>On Thu, 24 Sep 2009 13:25:56 -0400, Alex Fink wrote:
>
>> Well, except that the change in question doesn't change the fact of
>> having two consecutive consonants at the same place of articulation.
>
>It depends on how far the "lenition" goes :)
>[...] the option of a more radical
>"lenition" (e. g. to a glide or a laryngeal) :)

Heh, or to zero, if you call that "lenition" :-p   Fair point, anyways.

On Thu, 24 Sep 2009 23:40:45 -0500, Eric Christopherson <[log in to unmask]>
wrote:

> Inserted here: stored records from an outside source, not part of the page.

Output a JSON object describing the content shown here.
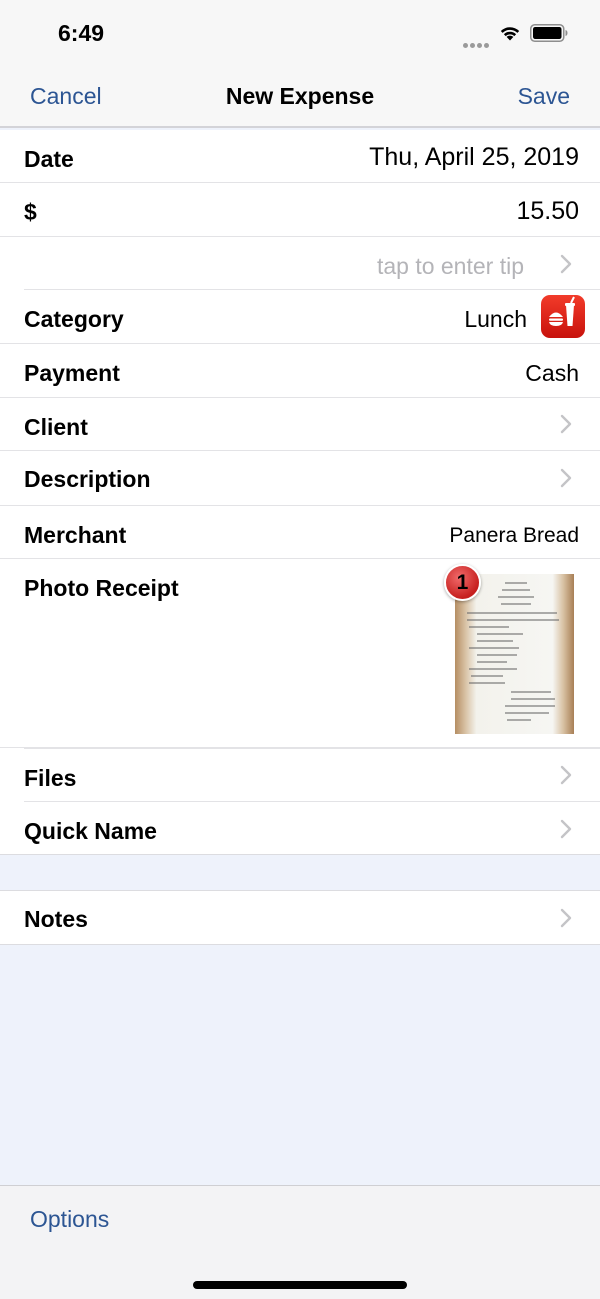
{
  "status_bar": {
    "time": "6:49"
  },
  "nav": {
    "cancel_label": "Cancel",
    "title": "New Expense",
    "save_label": "Save"
  },
  "form": {
    "date": {
      "label": "Date",
      "value": "Thu,  April 25, 2019"
    },
    "amount": {
      "label": "$",
      "value": "15.50"
    },
    "tip": {
      "placeholder": "tap to enter tip"
    },
    "category": {
      "label": "Category",
      "value": "Lunch",
      "icon": "fast-food-icon"
    },
    "payment": {
      "label": "Payment",
      "value": "Cash"
    },
    "client": {
      "label": "Client"
    },
    "description": {
      "label": "Description"
    },
    "merchant": {
      "label": "Merchant",
      "value": "Panera Bread"
    },
    "photo_receipt": {
      "label": "Photo Receipt",
      "badge_count": "1"
    },
    "files": {
      "label": "Files"
    },
    "quick_name": {
      "label": "Quick Name"
    }
  },
  "notes": {
    "label": "Notes"
  },
  "toolbar": {
    "options_label": "Options"
  },
  "colors": {
    "accent": "#2c5593",
    "background": "#eef2fb",
    "placeholder": "#b4b4b8",
    "category_icon": "#e0241a"
  }
}
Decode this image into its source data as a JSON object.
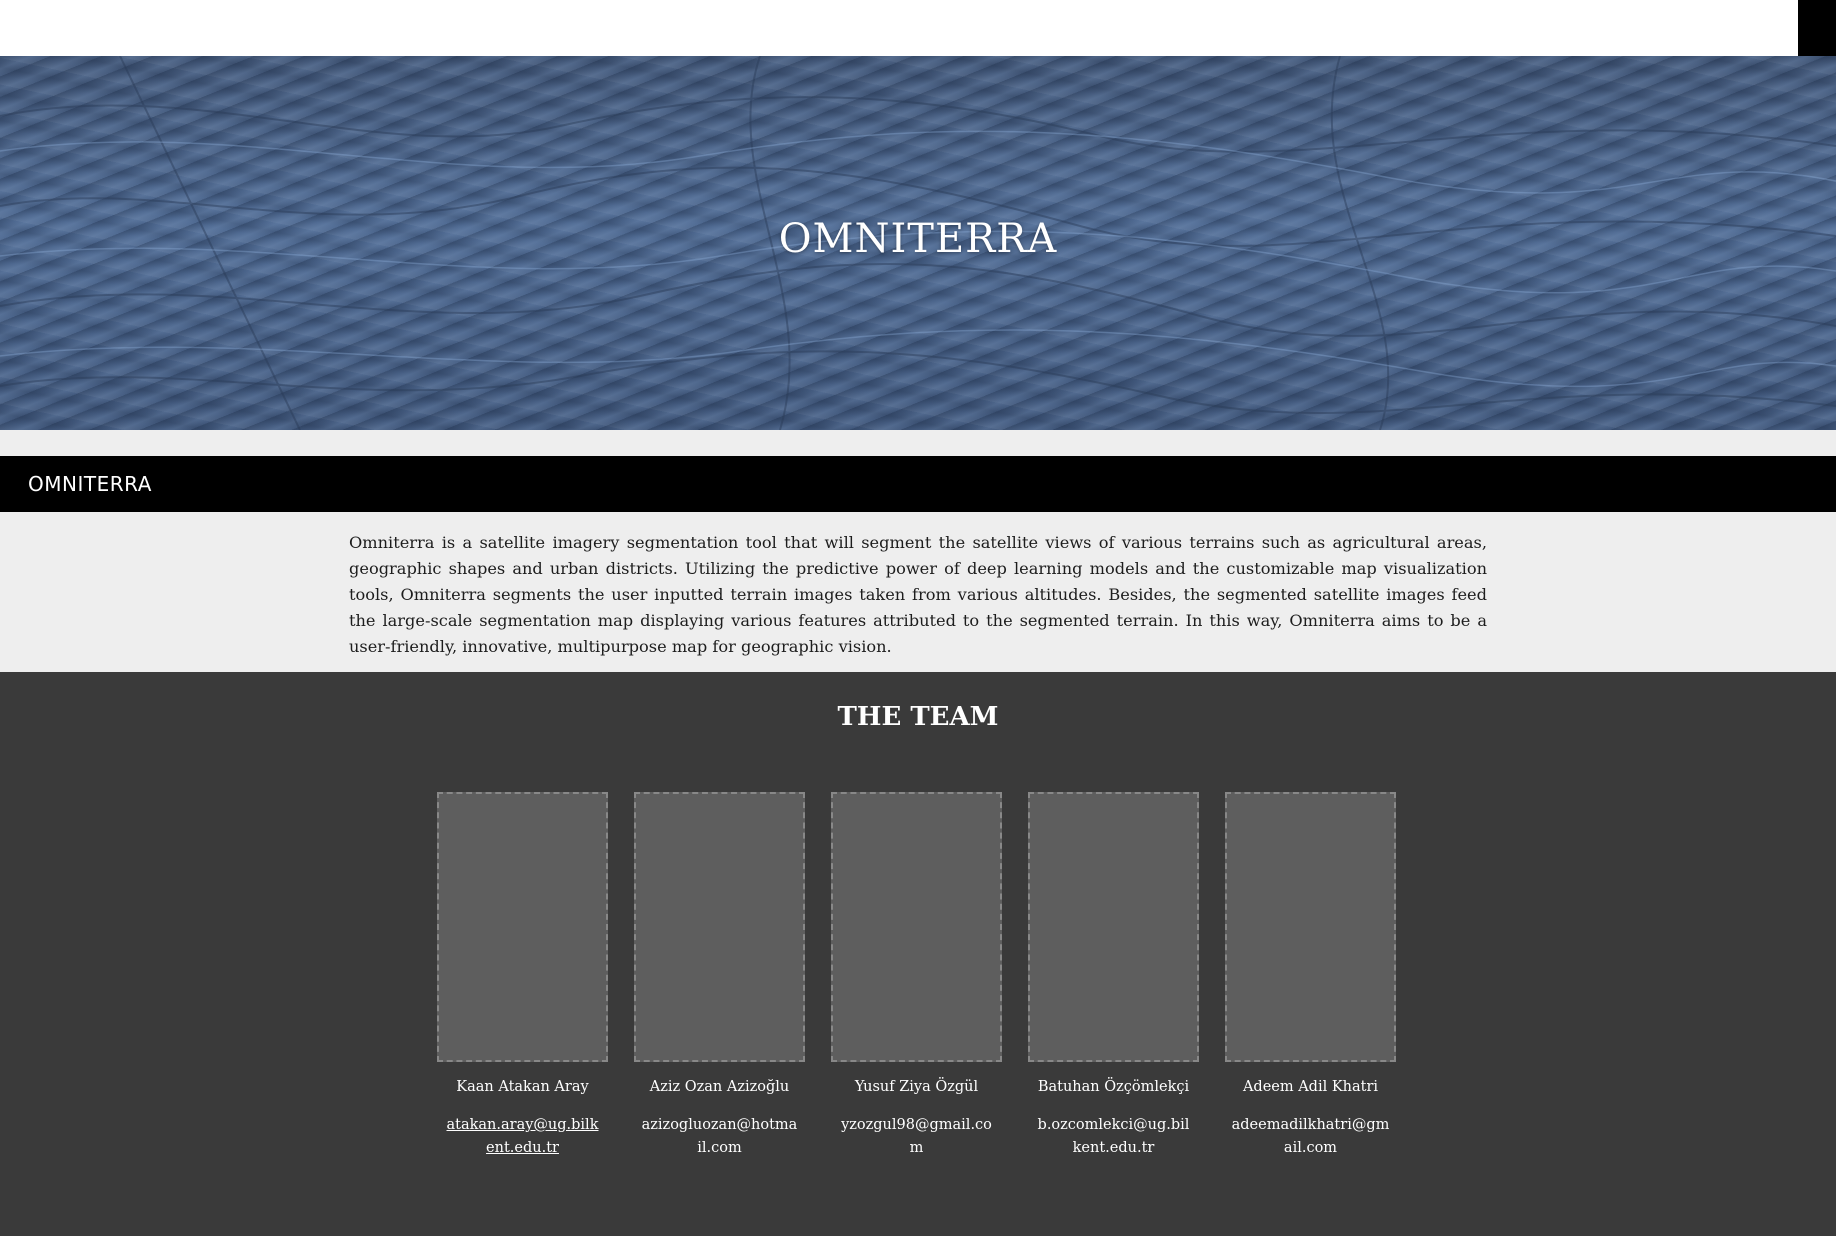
{
  "hero": {
    "title": "OMNITERRA"
  },
  "section": {
    "title": "OMNITERRA",
    "description": "Omniterra is a satellite imagery segmentation tool that will segment the satellite views of various terrains such as agricultural areas, geographic shapes and urban districts. Utilizing the predictive power of deep learning models and the customizable map visualization tools, Omniterra segments the user inputted terrain images taken from various altitudes. Besides, the segmented satellite images feed the large-scale segmentation map displaying various features attributed to the segmented terrain. In this way, Omniterra aims to be a user-friendly, innovative, multipurpose map for geographic vision."
  },
  "team": {
    "title": "THE TEAM",
    "members": [
      {
        "name": "Kaan Atakan Aray",
        "email": "atakan.aray@ug.bilkent.edu.tr"
      },
      {
        "name": "Aziz Ozan Azizoğlu",
        "email": "azizogluozan@hotmail.com"
      },
      {
        "name": "Yusuf Ziya Özgül",
        "email": "yzozgul98@gmail.com"
      },
      {
        "name": "Batuhan Özçömlekçi",
        "email": "b.ozcomlekci@ug.bilkent.edu.tr"
      },
      {
        "name": "Adeem Adil Khatri",
        "email": "adeemadilkhatri@gmail.com"
      }
    ]
  },
  "colors": {
    "hero_blue": "#506b93",
    "section_bar": "#000000",
    "light_band": "#eeeeee",
    "team_bg": "#3a3a3a",
    "photo_placeholder": "#5e5e5e"
  }
}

>It might come from an earlier state of affairs where one of the sounds
>is an aspirated stop or ejective; some languages have synchronic rules
>dissimilating such sequences, e.g. ancient Greek, which (IIRC) changed
>the first aspirated stop to its unaspirated voiceless counterpart.

Yes, perhaps I should have stated an exception for cases like this, where
the consonants have to match in features beyond PoA to trigger the change,
aspiration or glottalisation or whatever.  Those things certainly occur --
I've used aspirate dissimilation in my own Sabasasaj.  Even so, PoA wouldn't
have any relevance in the usual cases, and it would be strange if it did:
[t_>Vt_>] and [k_>Vk_>] dissimilate but [t_>Vk_>] doesn't?

Alex